Task directions:
Copy each entry below verbatim. Skip the pictures.

########################################

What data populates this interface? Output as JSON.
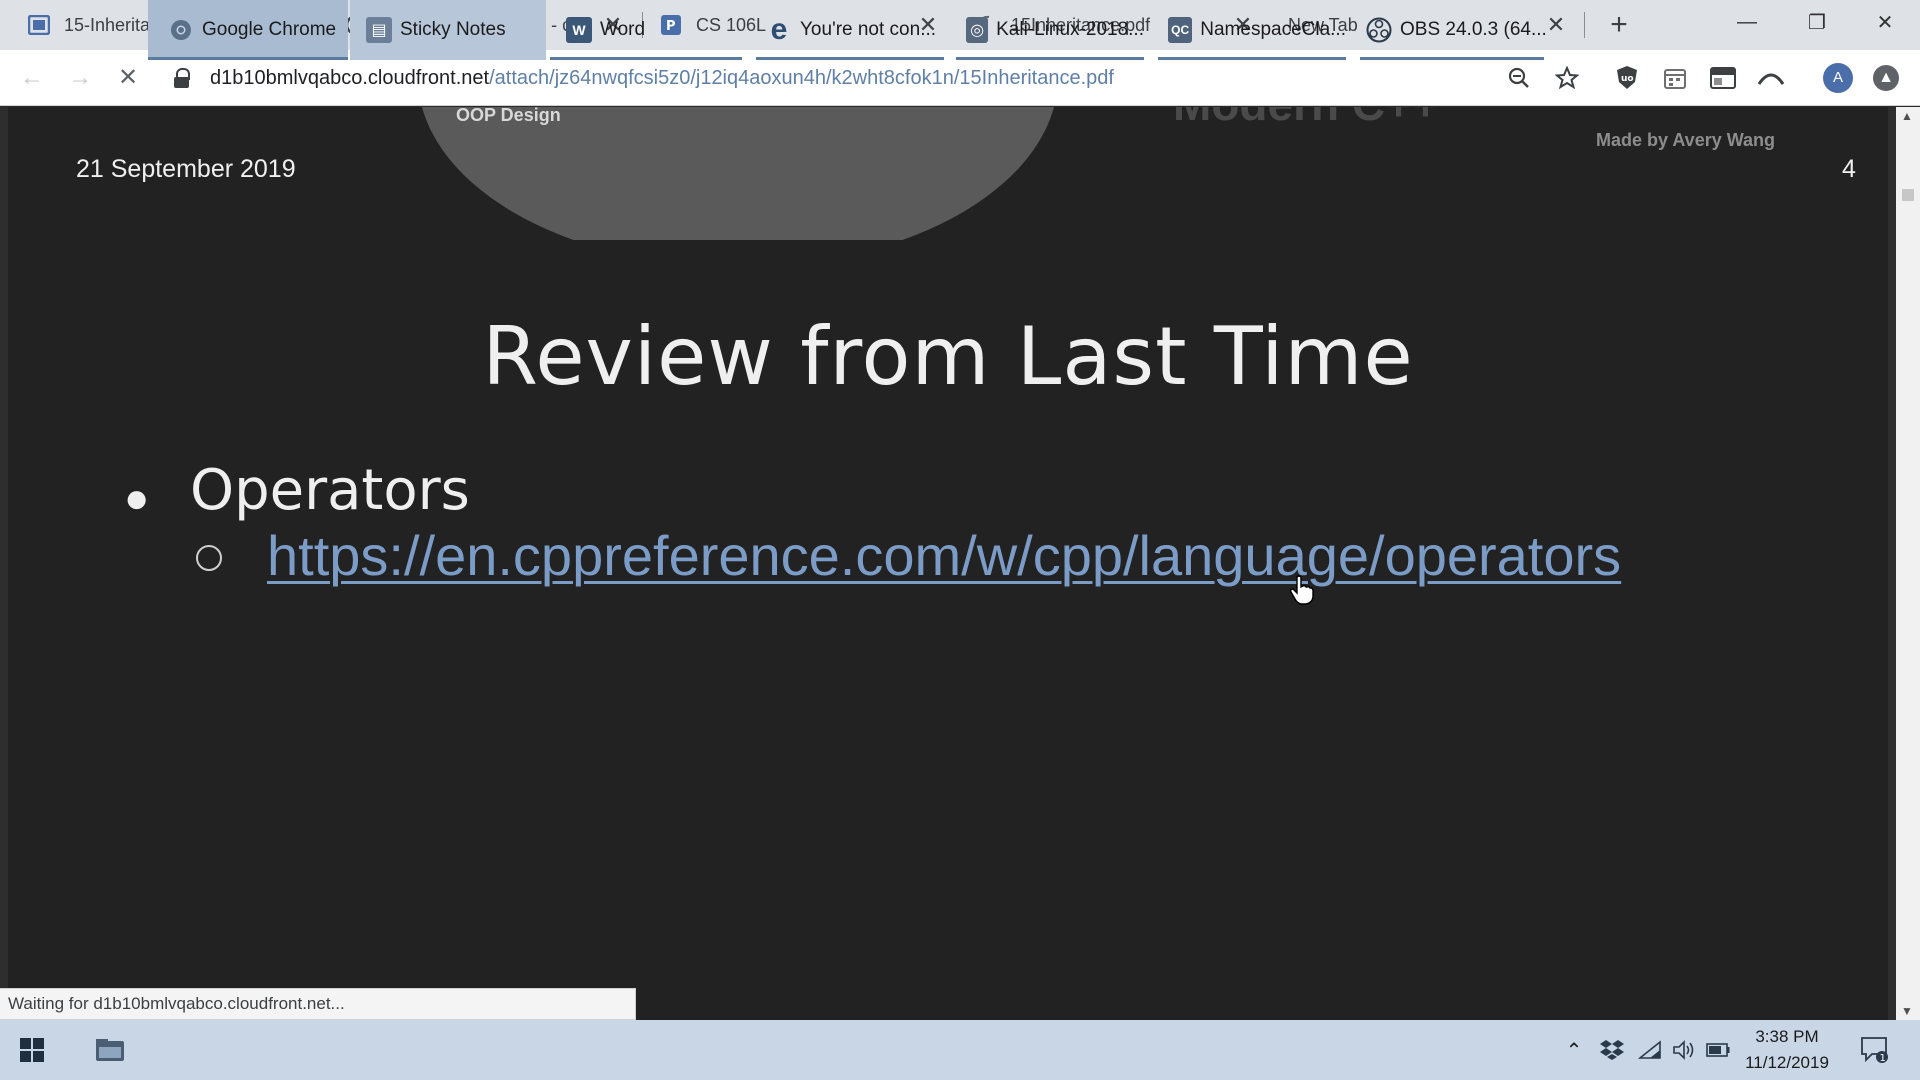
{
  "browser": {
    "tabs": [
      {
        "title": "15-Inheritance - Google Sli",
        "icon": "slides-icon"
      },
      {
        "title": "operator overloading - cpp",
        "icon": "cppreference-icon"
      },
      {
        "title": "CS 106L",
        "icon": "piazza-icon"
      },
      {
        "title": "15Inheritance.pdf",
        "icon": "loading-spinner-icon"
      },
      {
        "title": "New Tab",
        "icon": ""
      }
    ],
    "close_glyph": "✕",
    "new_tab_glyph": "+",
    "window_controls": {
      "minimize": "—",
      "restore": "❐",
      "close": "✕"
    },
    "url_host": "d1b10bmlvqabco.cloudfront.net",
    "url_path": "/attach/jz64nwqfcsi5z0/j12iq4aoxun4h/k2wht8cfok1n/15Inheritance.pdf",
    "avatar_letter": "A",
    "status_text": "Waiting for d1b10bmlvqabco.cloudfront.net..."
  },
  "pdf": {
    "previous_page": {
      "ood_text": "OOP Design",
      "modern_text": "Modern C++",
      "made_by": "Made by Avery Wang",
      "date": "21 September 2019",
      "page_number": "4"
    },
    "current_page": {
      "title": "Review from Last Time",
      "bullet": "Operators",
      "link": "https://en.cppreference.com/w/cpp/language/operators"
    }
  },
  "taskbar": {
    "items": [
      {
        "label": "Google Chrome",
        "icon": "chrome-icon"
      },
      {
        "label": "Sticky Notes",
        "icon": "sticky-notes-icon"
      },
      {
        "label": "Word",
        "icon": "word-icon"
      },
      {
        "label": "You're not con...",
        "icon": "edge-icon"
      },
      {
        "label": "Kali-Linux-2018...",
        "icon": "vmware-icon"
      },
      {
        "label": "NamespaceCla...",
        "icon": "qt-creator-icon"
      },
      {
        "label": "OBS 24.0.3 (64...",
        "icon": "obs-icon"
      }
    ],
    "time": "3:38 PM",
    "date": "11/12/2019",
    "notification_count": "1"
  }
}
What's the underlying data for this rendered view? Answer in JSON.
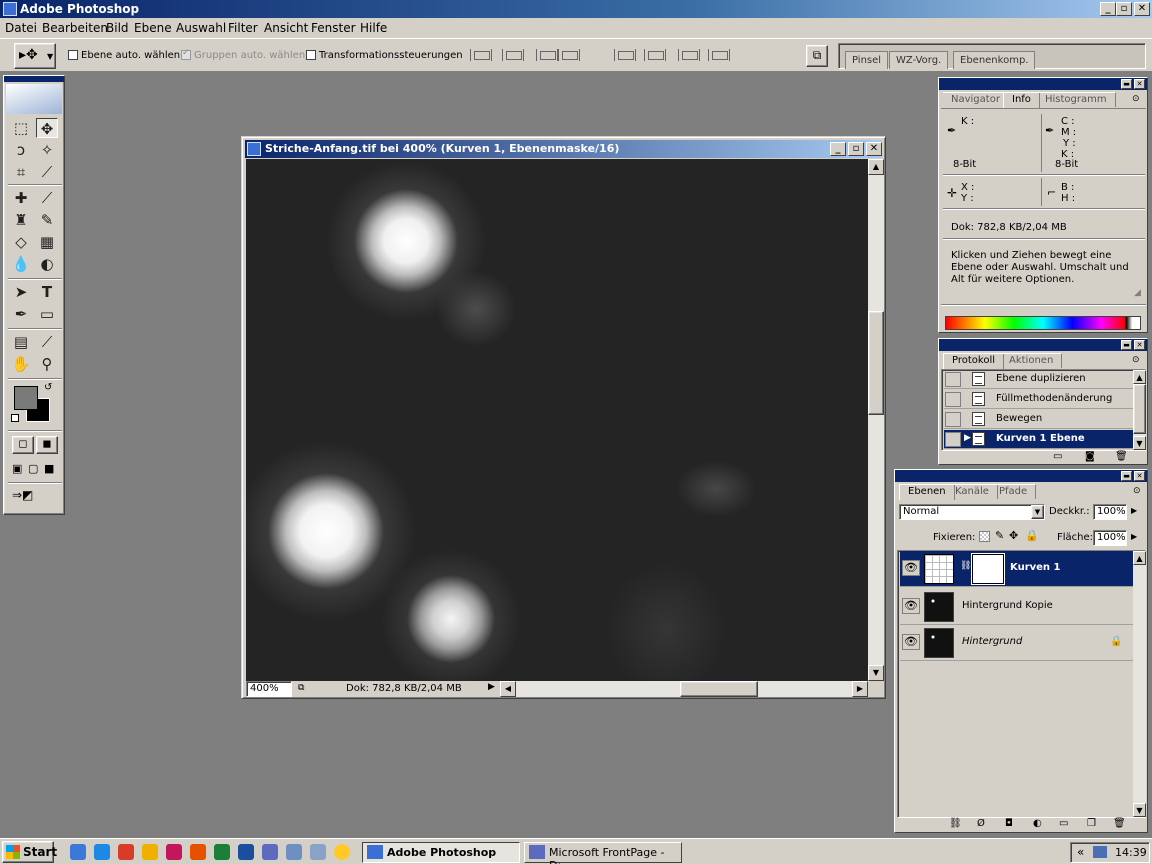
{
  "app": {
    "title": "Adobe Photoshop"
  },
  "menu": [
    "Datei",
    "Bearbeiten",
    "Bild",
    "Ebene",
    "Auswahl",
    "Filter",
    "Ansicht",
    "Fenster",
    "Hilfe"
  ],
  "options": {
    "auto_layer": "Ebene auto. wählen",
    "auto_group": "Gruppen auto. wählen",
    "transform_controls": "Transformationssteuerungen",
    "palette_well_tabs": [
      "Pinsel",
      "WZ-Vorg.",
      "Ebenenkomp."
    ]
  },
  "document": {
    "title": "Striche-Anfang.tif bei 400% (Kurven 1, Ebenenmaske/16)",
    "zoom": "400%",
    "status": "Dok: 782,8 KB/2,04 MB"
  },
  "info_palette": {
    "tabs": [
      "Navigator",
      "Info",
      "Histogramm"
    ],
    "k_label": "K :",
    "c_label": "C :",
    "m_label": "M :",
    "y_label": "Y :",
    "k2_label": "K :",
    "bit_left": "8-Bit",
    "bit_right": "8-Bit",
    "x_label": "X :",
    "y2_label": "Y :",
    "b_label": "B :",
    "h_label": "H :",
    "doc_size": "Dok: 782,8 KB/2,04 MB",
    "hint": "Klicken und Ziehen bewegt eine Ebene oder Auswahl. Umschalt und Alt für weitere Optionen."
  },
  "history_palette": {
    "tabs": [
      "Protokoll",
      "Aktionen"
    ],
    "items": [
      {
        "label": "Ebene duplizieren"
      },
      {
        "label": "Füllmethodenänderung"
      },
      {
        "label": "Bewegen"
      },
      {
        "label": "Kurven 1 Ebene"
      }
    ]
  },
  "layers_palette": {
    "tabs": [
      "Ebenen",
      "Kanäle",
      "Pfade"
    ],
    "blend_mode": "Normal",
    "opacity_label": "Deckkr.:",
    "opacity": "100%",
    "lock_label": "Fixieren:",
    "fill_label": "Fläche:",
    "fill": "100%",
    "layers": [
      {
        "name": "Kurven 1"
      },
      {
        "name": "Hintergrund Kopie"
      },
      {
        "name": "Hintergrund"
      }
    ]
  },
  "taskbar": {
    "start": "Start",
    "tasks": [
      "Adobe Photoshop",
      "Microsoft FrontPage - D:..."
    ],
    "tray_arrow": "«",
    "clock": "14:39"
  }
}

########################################

Exercise solution:
What data populates this interface? Output as JSON.
{
  "browser": {
    "tabs": [
      {
        "title": "15-Inheritance - Google Sli",
        "icon": "slides-icon"
      },
      {
        "title": "operator overloading - cpp",
        "icon": "cppreference-icon"
      },
      {
        "title": "CS 106L",
        "icon": "piazza-icon"
      },
      {
        "title": "15Inheritance.pdf",
        "icon": "loading-spinner-icon"
      },
      {
        "title": "New Tab",
        "icon": ""
      }
    ],
    "close_glyph": "✕",
    "new_tab_glyph": "+",
    "window_controls": {
      "minimize": "—",
      "restore": "❐",
      "close": "✕"
    },
    "url_host": "d1b10bmlvqabco.cloudfront.net",
    "url_path": "/attach/jz64nwqfcsi5z0/j12iq4aoxun4h/k2wht8cfok1n/15Inheritance.pdf",
    "avatar_letter": "A",
    "status_text": "Waiting for d1b10bmlvqabco.cloudfront.net..."
  },
  "pdf": {
    "previous_page": {
      "ood_text": "OOP Design",
      "modern_text": "Modern C++",
      "made_by": "Made by Avery Wang",
      "date": "21 September 2019",
      "page_number": "4"
    },
    "current_page": {
      "title": "Review from Last Time",
      "bullet": "Operators",
      "link": "https://en.cppreference.com/w/cpp/language/operators"
    }
  },
  "taskbar": {
    "items": [
      {
        "label": "Google Chrome",
        "icon": "chrome-icon"
      },
      {
        "label": "Sticky Notes",
        "icon": "sticky-notes-icon"
      },
      {
        "label": "Word",
        "icon": "word-icon"
      },
      {
        "label": "You're not con...",
        "icon": "edge-icon"
      },
      {
        "label": "Kali-Linux-2018...",
        "icon": "vmware-icon"
      },
      {
        "label": "NamespaceCla...",
        "icon": "qt-creator-icon"
      },
      {
        "label": "OBS 24.0.3 (64...",
        "icon": "obs-icon"
      }
    ],
    "time": "3:38 PM",
    "date": "11/12/2019",
    "notification_count": "1"
  }
}
What's the underlying data for this rendered view? Answer in JSON.
{
  "app": {
    "title": "Adobe Photoshop"
  },
  "menu": [
    "Datei",
    "Bearbeiten",
    "Bild",
    "Ebene",
    "Auswahl",
    "Filter",
    "Ansicht",
    "Fenster",
    "Hilfe"
  ],
  "options": {
    "auto_layer": "Ebene auto. wählen",
    "auto_group": "Gruppen auto. wählen",
    "transform_controls": "Transformationssteuerungen",
    "palette_well_tabs": [
      "Pinsel",
      "WZ-Vorg.",
      "Ebenenkomp."
    ]
  },
  "document": {
    "title": "Striche-Anfang.tif bei 400% (Kurven 1, Ebenenmaske/16)",
    "zoom": "400%",
    "status": "Dok: 782,8 KB/2,04 MB"
  },
  "info_palette": {
    "tabs": [
      "Navigator",
      "Info",
      "Histogramm"
    ],
    "k_label": "K :",
    "c_label": "C :",
    "m_label": "M :",
    "y_label": "Y :",
    "k2_label": "K :",
    "bit_left": "8-Bit",
    "bit_right": "8-Bit",
    "x_label": "X :",
    "y2_label": "Y :",
    "b_label": "B :",
    "h_label": "H :",
    "doc_size": "Dok: 782,8 KB/2,04 MB",
    "hint": "Klicken und Ziehen bewegt eine Ebene oder Auswahl. Umschalt und Alt für weitere Optionen."
  },
  "history_palette": {
    "tabs": [
      "Protokoll",
      "Aktionen"
    ],
    "items": [
      {
        "label": "Ebene duplizieren"
      },
      {
        "label": "Füllmethodenänderung"
      },
      {
        "label": "Bewegen"
      },
      {
        "label": "Kurven 1 Ebene"
      }
    ]
  },
  "layers_palette": {
    "tabs": [
      "Ebenen",
      "Kanäle",
      "Pfade"
    ],
    "blend_mode": "Normal",
    "opacity_label": "Deckkr.:",
    "opacity": "100%",
    "lock_label": "Fixieren:",
    "fill_label": "Fläche:",
    "fill": "100%",
    "layers": [
      {
        "name": "Kurven 1"
      },
      {
        "name": "Hintergrund Kopie"
      },
      {
        "name": "Hintergrund"
      }
    ]
  },
  "taskbar": {
    "start": "Start",
    "tasks": [
      "Adobe Photoshop",
      "Microsoft FrontPage - D:..."
    ],
    "tray_arrow": "«",
    "clock": "14:39"
  }
}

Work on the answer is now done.